Yanilda María González, Cambridge University Press, November 2020
In countries around the world, from the United States to the Philippines to Chile, police forces are at the center of social unrest and debates about democracy and rule of law. This book examines the persistence of authoritarian policing in Latin America to explain why police violence and malfeasance remain pervasive decades after democratization. It also examines the conditions under which reform can occur. Drawing on rich comparative analysis and evidence from Brazil, Argentina, and Colombia, the book opens up the 'black box' of police bureaucracies to show how police forces exert power and cultivate relationships with politicians, as well as how social inequality impedes change. González shows that authoritarian policing persists not in spite of democracy but in part because of democratic processes and public demand.

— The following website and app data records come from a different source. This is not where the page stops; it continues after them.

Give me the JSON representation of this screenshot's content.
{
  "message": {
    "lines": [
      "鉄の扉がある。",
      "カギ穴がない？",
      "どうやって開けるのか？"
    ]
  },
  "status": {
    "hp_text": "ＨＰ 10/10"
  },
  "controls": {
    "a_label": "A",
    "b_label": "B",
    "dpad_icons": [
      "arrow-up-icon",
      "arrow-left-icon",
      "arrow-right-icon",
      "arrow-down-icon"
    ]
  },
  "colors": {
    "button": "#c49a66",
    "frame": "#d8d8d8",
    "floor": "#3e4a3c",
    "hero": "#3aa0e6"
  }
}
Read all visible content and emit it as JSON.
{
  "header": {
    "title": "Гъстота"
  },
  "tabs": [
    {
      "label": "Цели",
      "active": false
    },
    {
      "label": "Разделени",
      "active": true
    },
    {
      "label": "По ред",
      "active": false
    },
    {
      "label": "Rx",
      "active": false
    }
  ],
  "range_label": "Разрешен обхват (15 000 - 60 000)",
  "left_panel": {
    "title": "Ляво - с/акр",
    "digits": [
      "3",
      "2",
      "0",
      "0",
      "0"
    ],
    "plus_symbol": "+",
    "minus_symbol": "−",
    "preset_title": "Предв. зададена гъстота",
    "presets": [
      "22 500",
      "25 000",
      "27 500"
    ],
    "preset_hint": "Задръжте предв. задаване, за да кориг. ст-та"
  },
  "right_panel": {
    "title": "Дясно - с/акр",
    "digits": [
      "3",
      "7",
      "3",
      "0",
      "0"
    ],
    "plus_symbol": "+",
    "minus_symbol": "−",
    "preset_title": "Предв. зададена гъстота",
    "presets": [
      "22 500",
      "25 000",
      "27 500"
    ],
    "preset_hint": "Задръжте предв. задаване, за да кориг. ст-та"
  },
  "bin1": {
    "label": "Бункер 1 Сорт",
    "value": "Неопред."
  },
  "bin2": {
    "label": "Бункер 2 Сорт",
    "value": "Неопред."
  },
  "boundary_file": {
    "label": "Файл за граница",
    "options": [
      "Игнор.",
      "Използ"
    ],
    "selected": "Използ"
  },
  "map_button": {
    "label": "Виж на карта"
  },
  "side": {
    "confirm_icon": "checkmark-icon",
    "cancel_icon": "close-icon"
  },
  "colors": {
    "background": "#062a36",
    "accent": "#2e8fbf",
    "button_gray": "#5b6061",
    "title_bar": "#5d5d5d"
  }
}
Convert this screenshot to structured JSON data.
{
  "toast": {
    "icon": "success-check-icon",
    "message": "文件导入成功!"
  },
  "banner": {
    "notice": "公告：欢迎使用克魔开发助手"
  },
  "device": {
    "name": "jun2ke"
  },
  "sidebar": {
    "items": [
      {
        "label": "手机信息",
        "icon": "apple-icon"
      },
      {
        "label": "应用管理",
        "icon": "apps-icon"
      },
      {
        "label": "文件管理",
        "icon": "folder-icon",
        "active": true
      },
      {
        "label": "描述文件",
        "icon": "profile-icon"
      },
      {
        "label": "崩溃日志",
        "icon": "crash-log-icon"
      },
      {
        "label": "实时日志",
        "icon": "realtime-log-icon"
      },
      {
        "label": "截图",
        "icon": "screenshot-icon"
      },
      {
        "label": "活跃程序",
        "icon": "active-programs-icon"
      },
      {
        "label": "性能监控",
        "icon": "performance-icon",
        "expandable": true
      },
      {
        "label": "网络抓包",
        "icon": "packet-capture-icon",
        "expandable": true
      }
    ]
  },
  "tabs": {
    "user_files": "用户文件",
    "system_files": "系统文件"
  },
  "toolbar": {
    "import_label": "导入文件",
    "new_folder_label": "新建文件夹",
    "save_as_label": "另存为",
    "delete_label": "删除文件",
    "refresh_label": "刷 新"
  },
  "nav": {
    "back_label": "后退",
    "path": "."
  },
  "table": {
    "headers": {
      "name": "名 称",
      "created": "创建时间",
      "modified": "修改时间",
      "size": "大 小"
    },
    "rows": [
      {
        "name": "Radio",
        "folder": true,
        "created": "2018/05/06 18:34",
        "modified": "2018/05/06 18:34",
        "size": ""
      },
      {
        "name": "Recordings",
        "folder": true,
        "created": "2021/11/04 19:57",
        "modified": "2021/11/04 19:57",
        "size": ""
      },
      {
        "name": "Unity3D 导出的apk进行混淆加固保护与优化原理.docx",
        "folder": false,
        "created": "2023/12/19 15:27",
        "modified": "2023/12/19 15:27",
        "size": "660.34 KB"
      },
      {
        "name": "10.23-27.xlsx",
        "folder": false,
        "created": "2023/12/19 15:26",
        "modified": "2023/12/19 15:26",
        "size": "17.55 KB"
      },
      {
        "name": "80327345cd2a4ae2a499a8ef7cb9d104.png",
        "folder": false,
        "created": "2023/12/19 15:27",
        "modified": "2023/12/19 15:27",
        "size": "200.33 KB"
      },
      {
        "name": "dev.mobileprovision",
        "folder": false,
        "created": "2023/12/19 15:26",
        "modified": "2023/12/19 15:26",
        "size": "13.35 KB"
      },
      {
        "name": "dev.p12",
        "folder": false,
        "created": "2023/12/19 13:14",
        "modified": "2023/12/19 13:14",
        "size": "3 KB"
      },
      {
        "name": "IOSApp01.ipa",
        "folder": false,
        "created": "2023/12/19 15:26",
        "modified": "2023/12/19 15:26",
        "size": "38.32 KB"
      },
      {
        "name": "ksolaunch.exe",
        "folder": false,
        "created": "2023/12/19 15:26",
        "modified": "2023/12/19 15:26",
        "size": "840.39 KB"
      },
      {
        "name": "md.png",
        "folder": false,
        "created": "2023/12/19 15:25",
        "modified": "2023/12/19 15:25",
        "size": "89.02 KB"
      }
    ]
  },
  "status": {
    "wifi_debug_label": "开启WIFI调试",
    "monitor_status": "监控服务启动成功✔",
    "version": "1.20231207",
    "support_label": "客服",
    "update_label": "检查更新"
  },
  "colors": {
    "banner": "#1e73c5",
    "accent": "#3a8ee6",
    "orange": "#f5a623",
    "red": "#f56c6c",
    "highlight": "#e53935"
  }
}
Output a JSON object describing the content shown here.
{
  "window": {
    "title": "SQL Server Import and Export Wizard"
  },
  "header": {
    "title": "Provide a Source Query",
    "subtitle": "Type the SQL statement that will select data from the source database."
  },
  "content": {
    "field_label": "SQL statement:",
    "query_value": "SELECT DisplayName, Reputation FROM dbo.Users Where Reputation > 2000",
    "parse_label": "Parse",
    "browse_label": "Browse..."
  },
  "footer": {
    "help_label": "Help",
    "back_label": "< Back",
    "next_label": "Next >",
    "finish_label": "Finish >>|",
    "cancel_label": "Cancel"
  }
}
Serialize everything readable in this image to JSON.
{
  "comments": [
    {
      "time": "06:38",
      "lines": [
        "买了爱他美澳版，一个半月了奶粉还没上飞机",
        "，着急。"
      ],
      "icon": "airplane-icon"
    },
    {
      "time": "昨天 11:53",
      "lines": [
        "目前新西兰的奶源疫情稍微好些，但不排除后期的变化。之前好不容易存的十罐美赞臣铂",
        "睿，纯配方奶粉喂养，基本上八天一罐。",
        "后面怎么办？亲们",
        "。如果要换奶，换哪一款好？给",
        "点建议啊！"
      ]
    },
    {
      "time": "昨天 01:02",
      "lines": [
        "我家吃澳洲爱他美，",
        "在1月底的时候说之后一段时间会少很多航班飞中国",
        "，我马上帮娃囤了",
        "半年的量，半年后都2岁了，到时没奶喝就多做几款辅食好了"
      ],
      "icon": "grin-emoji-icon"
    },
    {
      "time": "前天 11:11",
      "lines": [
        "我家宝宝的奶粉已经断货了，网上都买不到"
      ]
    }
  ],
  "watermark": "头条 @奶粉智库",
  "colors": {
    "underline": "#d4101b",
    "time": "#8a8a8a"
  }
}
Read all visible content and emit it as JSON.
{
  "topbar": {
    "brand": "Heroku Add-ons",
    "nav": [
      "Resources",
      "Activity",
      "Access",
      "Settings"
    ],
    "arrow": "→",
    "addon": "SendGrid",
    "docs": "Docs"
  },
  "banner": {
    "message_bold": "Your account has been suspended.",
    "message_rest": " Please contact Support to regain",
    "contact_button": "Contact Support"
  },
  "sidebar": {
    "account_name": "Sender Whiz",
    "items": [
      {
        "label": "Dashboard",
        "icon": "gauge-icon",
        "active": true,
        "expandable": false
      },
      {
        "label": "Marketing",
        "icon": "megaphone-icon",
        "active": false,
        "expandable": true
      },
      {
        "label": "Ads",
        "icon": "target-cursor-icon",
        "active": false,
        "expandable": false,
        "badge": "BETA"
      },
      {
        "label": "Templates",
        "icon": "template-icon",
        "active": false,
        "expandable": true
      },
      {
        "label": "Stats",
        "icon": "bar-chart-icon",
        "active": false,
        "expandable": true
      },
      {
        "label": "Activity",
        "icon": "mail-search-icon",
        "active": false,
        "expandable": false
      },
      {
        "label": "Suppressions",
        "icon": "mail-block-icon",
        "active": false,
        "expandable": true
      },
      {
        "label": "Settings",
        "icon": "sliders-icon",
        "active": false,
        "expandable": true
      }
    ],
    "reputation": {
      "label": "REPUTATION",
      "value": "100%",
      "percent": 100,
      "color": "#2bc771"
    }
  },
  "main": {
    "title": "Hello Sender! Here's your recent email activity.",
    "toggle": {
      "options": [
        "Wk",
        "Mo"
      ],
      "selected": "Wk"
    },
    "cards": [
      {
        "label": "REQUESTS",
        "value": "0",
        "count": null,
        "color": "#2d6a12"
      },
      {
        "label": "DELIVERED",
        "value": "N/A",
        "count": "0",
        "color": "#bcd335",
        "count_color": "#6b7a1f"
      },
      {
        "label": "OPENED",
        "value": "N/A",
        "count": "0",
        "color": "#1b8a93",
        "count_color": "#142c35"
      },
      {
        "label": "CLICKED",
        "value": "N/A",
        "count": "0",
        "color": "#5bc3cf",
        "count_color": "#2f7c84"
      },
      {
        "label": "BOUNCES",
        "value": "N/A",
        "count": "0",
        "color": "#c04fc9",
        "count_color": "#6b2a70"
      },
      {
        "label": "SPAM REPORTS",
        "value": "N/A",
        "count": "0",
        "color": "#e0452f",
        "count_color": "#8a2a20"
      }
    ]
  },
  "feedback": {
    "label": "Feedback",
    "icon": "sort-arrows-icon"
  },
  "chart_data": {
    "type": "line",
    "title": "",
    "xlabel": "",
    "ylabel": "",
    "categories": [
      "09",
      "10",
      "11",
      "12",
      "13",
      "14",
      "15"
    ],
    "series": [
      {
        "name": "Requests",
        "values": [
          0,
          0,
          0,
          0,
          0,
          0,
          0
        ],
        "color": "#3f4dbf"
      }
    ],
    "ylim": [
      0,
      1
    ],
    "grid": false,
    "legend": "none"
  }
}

When societal preferences over the distribution of security and coercion are fragmented along existing social cleavages, politicians possess few incentives to enact reform.